The Supreme Court ultimately decided the case in Bush's favor.

Speaking engagements with conservative groups

Barrett has a long history of talking to conservative groups that share her philosophy.

Her questionnaire lists a total of 25 appearances before the conservative Federalist Society, whose leaders helped Trump screen his potential nominees for the Supreme Court, including this one. Sixteen of Barrett's Federalist Society appearances occurred after she became a federal judge in November 2017.

In terms of her other speaking engagements, she has spoken multiple times before the Blackstone Legal Fellowship, a Christian group run by the Alliance Defending Freedom, the organization that represented a funeral home in a pivotal LGBT employment-discrimination case that came before the Supreme Court in the 2019-2020 court term.

According to its website, the Alliance Defending Freedom, or ADF, was founded in 1993 with the stated goal of advocating, training and funding legal cases on the issues of "religious freedom, sanctity of life, and marriage and family."

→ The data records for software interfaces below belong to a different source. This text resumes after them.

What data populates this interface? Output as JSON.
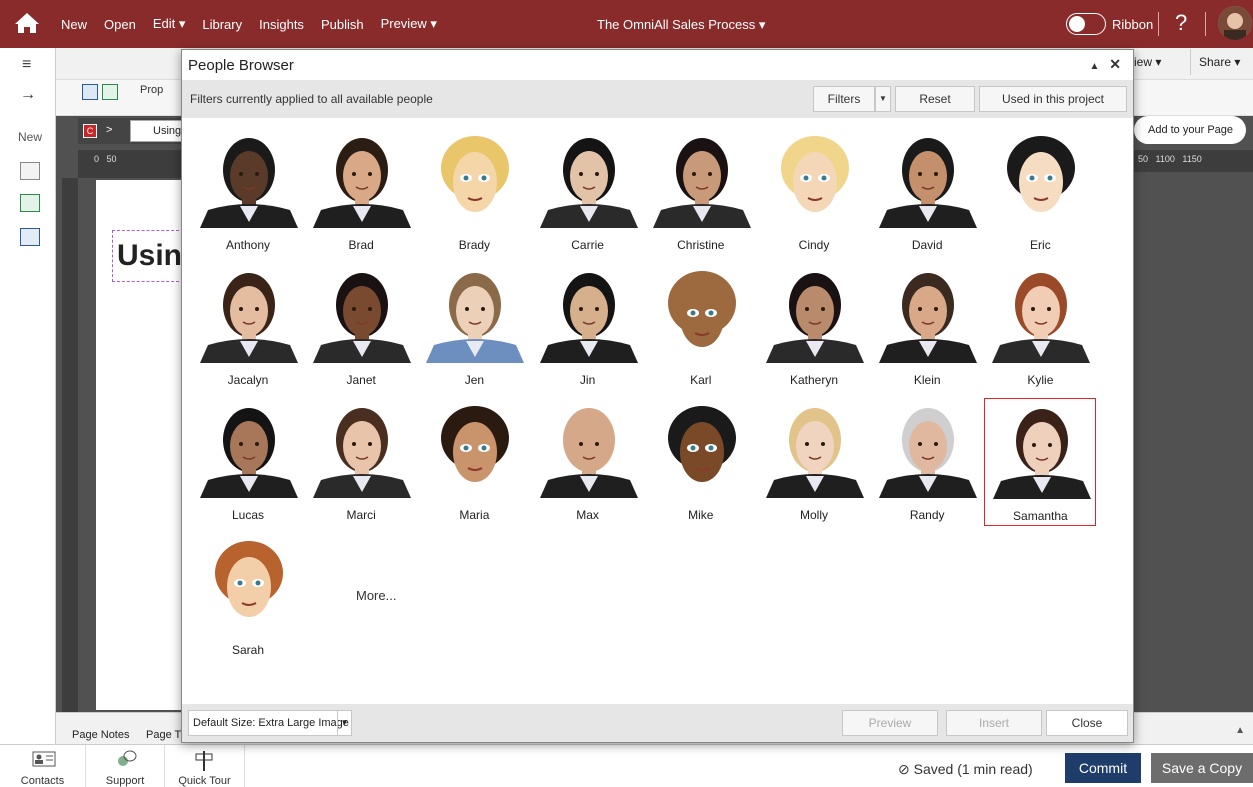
{
  "topbar": {
    "menu": [
      "New",
      "Open",
      "Edit ▾",
      "Library",
      "Insights",
      "Publish",
      "Preview ▾"
    ],
    "project_title": "The OmniAll Sales Process ▾",
    "ribbon_label": "Ribbon",
    "help_label": "?"
  },
  "leftbar": {
    "new_label": "New"
  },
  "toolbar": {
    "prop_label": "Prop",
    "view_label": "iew ▾",
    "share_label": "Share ▾",
    "add_to_page": "Add to your Page",
    "using_tab": "Using",
    "using_title": "Usin",
    "ruler_numbers": "0   50",
    "ruler_right": "50   1100   1150"
  },
  "dialog": {
    "title": "People Browser",
    "collapse_icon": "▲",
    "close_icon": "✕",
    "filter_text": "Filters currently applied to all available people",
    "filters_btn": "Filters",
    "reset_btn": "Reset",
    "used_btn": "Used in this project",
    "people": [
      {
        "name": "Anthony",
        "skin": "#5a3a28",
        "hair": "#1a1a1a",
        "suit": "#1f1f1f",
        "cartoon": false
      },
      {
        "name": "Brad",
        "skin": "#d9a987",
        "hair": "#2b1d14",
        "suit": "#1f1f1f",
        "cartoon": false
      },
      {
        "name": "Brady",
        "skin": "#f4d6a8",
        "hair": "#e9c66a",
        "suit": "#e9d9b8",
        "cartoon": true
      },
      {
        "name": "Carrie",
        "skin": "#e3c3a8",
        "hair": "#141414",
        "suit": "#2a2a2a",
        "cartoon": false
      },
      {
        "name": "Christine",
        "skin": "#c99a7a",
        "hair": "#1a1212",
        "suit": "#2a2a2a",
        "cartoon": false
      },
      {
        "name": "Cindy",
        "skin": "#f3d7b6",
        "hair": "#f1d58a",
        "suit": "#f3d7b6",
        "cartoon": true
      },
      {
        "name": "David",
        "skin": "#c4906c",
        "hair": "#1a1a1a",
        "suit": "#1f1f1f",
        "cartoon": false
      },
      {
        "name": "Eric",
        "skin": "#f6dcc0",
        "hair": "#1a1a1a",
        "suit": "#f6dcc0",
        "cartoon": true
      },
      {
        "name": "Jacalyn",
        "skin": "#e4bda0",
        "hair": "#3a2418",
        "suit": "#2a2a2a",
        "cartoon": false
      },
      {
        "name": "Janet",
        "skin": "#7a4a30",
        "hair": "#1a1212",
        "suit": "#2a2a2a",
        "cartoon": false
      },
      {
        "name": "Jen",
        "skin": "#edd0b8",
        "hair": "#8a6a48",
        "suit": "#6c8fbf",
        "cartoon": false
      },
      {
        "name": "Jin",
        "skin": "#d6b08c",
        "hair": "#141414",
        "suit": "#1f1f1f",
        "cartoon": false
      },
      {
        "name": "Karl",
        "skin": "#9c6a3e",
        "hair": "#9c6a3e",
        "suit": "#9c6a3e",
        "cartoon": true
      },
      {
        "name": "Katheryn",
        "skin": "#b98a6c",
        "hair": "#1a1212",
        "suit": "#2a2a2a",
        "cartoon": false
      },
      {
        "name": "Klein",
        "skin": "#d8a888",
        "hair": "#3a2a20",
        "suit": "#1f1f1f",
        "cartoon": false
      },
      {
        "name": "Kylie",
        "skin": "#f0cdb4",
        "hair": "#9a4a28",
        "suit": "#2a2a2a",
        "cartoon": false
      },
      {
        "name": "Lucas",
        "skin": "#a87658",
        "hair": "#141414",
        "suit": "#1f1f1f",
        "cartoon": false
      },
      {
        "name": "Marci",
        "skin": "#e8c4aa",
        "hair": "#4a2e20",
        "suit": "#2a2a2a",
        "cartoon": false
      },
      {
        "name": "Maria",
        "skin": "#c9946c",
        "hair": "#2a1a10",
        "suit": "#c9946c",
        "cartoon": true
      },
      {
        "name": "Max",
        "skin": "#d4a888",
        "hair": "#d4a888",
        "suit": "#1f1f1f",
        "cartoon": false
      },
      {
        "name": "Mike",
        "skin": "#7a4a28",
        "hair": "#1a1a1a",
        "suit": "#7a4a28",
        "cartoon": true
      },
      {
        "name": "Molly",
        "skin": "#f0d4c0",
        "hair": "#e2c48a",
        "suit": "#1f1f1f",
        "cartoon": false
      },
      {
        "name": "Randy",
        "skin": "#e0b8a0",
        "hair": "#cfcfcf",
        "suit": "#1f1f1f",
        "cartoon": false
      },
      {
        "name": "Samantha",
        "skin": "#eed0bc",
        "hair": "#3a2218",
        "suit": "#1f1f1f",
        "cartoon": false
      },
      {
        "name": "Sarah",
        "skin": "#f2cfa8",
        "hair": "#b8622e",
        "suit": "#f2cfa8",
        "cartoon": true
      }
    ],
    "selected": "Samantha",
    "more_label": "More...",
    "default_size": "Default Size: Extra Large Image",
    "preview_btn": "Preview",
    "insert_btn": "Insert",
    "close_btn": "Close"
  },
  "pagebar": {
    "page_notes": "Page Notes",
    "page_t": "Page T"
  },
  "status": {
    "contacts": "Contacts",
    "support": "Support",
    "quick_tour": "Quick Tour",
    "saved": "Saved (1 min read)",
    "commit": "Commit",
    "save_copy": "Save a Copy"
  },
  "colors": {
    "topbar": "#8a2b2b",
    "commit": "#1f3d6b",
    "selected_border": "#e0262a"
  }
}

When asked in 2017 during her confirmation hearings for the 7th Circuit about her connection to the group and its anti-LGBTQ worldview, Barrett replied: "I would never impose my own personal convictions upon the law."

Previous disclosure forms show that between 2015 and 2017, when she became a judge, Barrett received $4,200 in honoraria from the ADF and $7,000 from the Federalist Society, and she went on 10 Federalist society-funded trips.

Fix The Court, a non-partisan judicial watchdog group, reports that Barrett's most recent financial disclosure form in 2019 listed investments of $3.1 million, in addition to her ownership of two homes in South Bend, Ind., one that she lives in with her family, and another that has, in the past, been rented out.